◆ WORK REQUEST: Look through the lines below and extract each one that contains "color".

◆ EXCERPTED RECORDS:
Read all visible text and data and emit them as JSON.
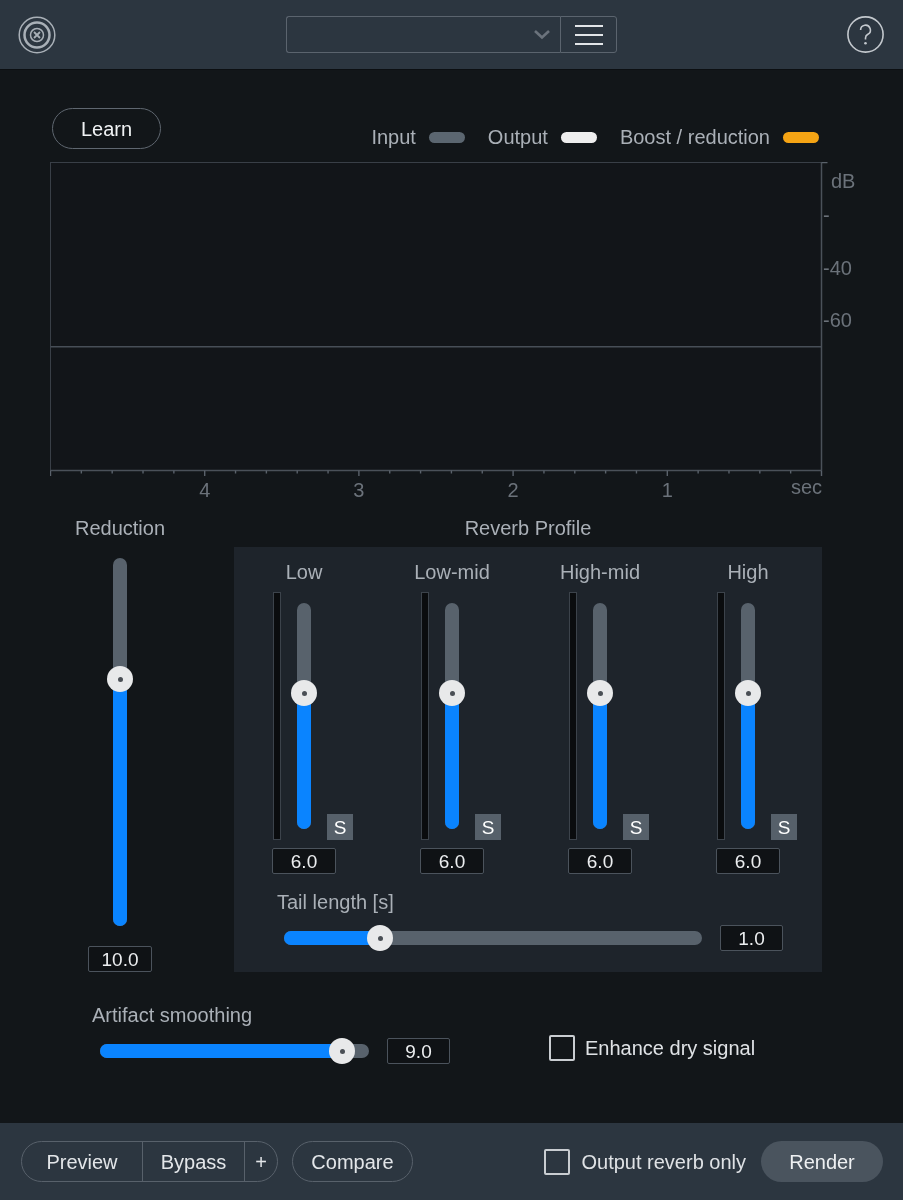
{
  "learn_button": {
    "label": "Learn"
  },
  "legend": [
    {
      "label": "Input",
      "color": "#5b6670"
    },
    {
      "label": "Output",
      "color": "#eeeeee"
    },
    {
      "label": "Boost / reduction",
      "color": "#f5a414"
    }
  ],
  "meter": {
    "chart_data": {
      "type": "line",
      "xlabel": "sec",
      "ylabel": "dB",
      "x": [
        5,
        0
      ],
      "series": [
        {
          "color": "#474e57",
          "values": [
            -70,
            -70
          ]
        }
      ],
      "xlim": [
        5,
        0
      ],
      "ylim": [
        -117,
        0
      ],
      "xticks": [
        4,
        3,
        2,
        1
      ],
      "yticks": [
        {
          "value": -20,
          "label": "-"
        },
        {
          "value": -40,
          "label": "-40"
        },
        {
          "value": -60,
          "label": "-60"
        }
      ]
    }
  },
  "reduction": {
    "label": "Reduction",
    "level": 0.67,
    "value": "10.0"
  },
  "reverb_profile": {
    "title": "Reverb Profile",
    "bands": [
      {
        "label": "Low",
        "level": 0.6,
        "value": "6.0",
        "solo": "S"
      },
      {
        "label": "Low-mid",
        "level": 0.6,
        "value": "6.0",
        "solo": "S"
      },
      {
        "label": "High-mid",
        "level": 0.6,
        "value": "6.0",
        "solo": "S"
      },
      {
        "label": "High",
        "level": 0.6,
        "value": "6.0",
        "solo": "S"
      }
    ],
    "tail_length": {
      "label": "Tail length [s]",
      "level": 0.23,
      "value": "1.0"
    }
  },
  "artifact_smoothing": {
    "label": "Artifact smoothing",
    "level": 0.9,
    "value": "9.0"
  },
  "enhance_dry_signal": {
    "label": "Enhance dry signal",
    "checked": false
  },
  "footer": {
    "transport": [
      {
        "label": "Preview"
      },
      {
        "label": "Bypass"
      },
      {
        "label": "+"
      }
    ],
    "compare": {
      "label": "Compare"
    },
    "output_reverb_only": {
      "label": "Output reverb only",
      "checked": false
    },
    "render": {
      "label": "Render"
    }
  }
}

◆ RESULT OF THIS EXERCISE:
      "color": "#5b6670"
      "color": "#eeeeee"
      "color": "#f5a414"
          "color": "#474e57",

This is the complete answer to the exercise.